Furthermore, Inman said there is more being done to support lower-and middle-class Americans with 20 states increasing the minimum wage and the federal government raising the threshold of who qualifies for paid overtime.
“Nothing is perfect. Not everything about it is great,” he noted. “But when there’s prosperity, we have an opportunity to do the right thing.”
Inman pointed to former New York City Mayor Micheal Bloomberg’s presidential plan for a housing and earned income tax credit, Microsoft founder Bill Gates crusade to raise taxes on the ultra-rich, and Newsday’s report that revealed widespread housing discrimination as examples of what can be done to improve housing access and equality.
A robust housing market
Although home sales were on a rollercoaster last year, Inman said 2020 will be more steady with sales expected to increase from 5.34 million in 2019 to 5.5 million by year’s end. In addition to bolstered home sales, the total value of the residential housing market will continue to rise, he said.

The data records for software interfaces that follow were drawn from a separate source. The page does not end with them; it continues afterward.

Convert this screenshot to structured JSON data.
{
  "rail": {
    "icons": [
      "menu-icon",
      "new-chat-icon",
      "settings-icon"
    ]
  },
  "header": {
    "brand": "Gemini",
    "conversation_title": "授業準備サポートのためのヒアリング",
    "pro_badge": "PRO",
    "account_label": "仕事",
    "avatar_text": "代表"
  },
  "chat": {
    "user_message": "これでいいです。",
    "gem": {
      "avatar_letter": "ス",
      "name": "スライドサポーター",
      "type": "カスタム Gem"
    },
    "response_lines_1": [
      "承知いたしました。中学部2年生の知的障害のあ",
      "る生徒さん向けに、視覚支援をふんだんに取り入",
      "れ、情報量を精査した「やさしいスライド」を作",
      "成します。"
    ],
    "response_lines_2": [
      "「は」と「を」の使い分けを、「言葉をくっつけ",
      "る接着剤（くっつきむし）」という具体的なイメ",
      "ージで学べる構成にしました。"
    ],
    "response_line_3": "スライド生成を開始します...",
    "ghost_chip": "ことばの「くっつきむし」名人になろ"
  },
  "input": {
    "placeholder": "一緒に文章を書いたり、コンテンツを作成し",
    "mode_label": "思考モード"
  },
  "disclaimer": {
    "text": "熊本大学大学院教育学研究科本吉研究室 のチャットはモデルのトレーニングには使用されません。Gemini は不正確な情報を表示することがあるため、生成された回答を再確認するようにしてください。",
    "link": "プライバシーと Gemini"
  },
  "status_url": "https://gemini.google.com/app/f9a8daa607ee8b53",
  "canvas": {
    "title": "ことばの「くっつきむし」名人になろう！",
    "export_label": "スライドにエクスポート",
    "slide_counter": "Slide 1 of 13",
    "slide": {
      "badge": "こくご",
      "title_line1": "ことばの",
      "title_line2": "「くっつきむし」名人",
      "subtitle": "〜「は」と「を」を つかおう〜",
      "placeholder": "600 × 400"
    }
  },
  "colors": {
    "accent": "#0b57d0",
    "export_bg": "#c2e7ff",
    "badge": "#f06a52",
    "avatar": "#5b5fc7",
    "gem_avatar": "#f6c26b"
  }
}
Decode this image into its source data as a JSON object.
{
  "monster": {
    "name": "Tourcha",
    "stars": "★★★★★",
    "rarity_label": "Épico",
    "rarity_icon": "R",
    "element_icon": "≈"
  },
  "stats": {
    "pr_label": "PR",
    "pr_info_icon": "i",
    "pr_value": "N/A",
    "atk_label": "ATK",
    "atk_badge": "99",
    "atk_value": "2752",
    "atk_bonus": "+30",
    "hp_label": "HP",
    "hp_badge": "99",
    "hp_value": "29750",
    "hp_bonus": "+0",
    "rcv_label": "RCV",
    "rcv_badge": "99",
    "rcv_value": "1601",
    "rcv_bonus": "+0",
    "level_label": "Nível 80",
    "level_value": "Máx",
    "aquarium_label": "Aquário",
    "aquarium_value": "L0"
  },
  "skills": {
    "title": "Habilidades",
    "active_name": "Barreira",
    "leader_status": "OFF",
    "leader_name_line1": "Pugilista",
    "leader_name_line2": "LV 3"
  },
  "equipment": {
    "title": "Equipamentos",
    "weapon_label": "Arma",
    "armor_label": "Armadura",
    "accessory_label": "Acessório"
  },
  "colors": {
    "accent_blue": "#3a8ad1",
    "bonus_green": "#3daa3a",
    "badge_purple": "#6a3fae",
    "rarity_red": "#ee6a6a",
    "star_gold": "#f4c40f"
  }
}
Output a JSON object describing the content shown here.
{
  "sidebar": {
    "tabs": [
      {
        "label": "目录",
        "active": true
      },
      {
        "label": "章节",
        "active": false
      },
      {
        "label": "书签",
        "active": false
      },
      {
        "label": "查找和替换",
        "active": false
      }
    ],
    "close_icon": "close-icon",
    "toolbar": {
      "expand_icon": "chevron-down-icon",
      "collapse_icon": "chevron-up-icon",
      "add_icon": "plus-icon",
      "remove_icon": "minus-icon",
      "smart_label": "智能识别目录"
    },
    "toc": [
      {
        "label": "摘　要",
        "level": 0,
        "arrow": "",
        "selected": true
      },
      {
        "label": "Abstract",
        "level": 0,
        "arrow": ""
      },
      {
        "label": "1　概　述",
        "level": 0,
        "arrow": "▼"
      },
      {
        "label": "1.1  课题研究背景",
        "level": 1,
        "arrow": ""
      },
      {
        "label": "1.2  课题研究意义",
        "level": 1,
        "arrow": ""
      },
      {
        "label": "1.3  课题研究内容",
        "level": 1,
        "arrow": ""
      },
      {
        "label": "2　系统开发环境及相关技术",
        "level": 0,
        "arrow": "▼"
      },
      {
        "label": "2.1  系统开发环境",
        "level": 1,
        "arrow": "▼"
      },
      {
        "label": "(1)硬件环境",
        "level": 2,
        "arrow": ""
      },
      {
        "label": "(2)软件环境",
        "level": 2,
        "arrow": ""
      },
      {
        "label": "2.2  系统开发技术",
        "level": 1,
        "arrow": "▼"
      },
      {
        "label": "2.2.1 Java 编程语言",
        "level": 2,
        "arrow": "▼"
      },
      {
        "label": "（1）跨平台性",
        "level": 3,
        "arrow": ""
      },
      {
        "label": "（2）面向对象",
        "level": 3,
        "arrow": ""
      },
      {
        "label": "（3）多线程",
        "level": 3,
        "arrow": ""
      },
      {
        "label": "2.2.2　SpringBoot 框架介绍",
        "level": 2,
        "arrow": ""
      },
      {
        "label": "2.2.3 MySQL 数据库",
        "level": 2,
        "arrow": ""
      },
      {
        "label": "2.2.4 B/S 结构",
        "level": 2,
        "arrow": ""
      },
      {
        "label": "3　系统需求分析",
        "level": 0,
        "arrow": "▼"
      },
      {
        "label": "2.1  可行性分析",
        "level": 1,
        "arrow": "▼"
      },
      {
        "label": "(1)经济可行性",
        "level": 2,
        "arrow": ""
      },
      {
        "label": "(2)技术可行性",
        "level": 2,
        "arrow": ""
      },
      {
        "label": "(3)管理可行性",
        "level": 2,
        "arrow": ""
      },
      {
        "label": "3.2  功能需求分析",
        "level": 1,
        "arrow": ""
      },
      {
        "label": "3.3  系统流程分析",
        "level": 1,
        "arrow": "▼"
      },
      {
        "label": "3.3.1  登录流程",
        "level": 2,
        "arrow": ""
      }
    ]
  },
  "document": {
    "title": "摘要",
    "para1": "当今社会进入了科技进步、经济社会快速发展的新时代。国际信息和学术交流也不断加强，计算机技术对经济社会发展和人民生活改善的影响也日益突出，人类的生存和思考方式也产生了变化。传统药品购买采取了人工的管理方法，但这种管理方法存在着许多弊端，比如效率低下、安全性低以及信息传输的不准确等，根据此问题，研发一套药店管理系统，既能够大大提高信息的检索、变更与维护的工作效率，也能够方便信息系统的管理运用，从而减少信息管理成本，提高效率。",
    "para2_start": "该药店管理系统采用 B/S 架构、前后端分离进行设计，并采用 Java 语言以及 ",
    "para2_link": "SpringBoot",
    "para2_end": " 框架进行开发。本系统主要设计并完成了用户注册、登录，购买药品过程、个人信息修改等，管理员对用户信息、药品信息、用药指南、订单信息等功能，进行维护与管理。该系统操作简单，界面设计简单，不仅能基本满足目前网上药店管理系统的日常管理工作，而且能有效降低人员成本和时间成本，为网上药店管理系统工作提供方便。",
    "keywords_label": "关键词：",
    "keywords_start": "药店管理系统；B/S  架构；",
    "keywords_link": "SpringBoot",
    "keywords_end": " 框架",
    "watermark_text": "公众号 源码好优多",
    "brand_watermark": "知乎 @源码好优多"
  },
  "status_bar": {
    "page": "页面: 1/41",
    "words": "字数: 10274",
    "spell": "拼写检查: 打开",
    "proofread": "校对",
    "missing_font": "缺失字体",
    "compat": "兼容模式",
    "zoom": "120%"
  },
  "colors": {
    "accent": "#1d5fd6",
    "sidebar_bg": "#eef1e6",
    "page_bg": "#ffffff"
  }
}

“The total value of the residential housing market is $33 trillion dollars, and only $10 trillion of that is encumbered by debt,” he said. “That means homeowners whose equity is climbing is contributing to an [overall] higher net worth.”
As homeowners continue to prosper, Inman said homebuyers will catch a break as homebuilders finally begin adjusting their strategies to include much-needed, entry-level housing.
Inman lauded cities and states that passed sweeping rezoning laws to provide greater and faster access to affordable housing.
”People are finally standing up to the NIMBYs that for 40 years have denied the production of affordable housing,” he rejoiced while singling out California for working to pass SB50, an upzoning law that could solve the state’s 3.5 million-unit housing shortage.
“Some of you out there may be cynical, but we’ve done it before,” Inman added before sharing stories of how New York City and New Jersey built hundreds of thousands of affordable housing units in the 70s and 80s.
“It’s in us to do these things, and I feel it now.”
A second wave of tech innovation
“For 25 years, the technology boom in real estate centered around the marketplace of the MLS and broker compact and building productivity tools,” Inman said. “That was phase one, and we’re moving into phase two, and what I would argue is that we’re creating a second marketplace. What do I call that? The iMarketplace.”
“This isn’t being pro or anti iBuying — it’s just stating the facts,” he said. “There’s more opportunity for you and more options for the consumer.”
“When consumers have more options, they need help, and now, more than ever, they need that help,” he added. “The new marketplace will overlap in a beautiful way.”
Inman said consumers are embracing iBuying, iFunding and iClosing platforms, and that industry mainstays, such as the MLSs, must seize the opportunity to partner with these new, internet-based platforms.
“This second marketplace needs the MLSs,” he said. “MLSs that have their heads in the sand or the quicksand, you will be left behind.”
Beyond MLSs and brokerages embracing the iBuying wave, Inman advised agents to become the “middle man” in these transactions as all kinds of buyers and sellers — not just ones who need a quick sale — are warming up to this new transaction model.
“You’re all invited to this party,” he concluded. “It’s your choice if you want to dress up, suit up and go to the party.”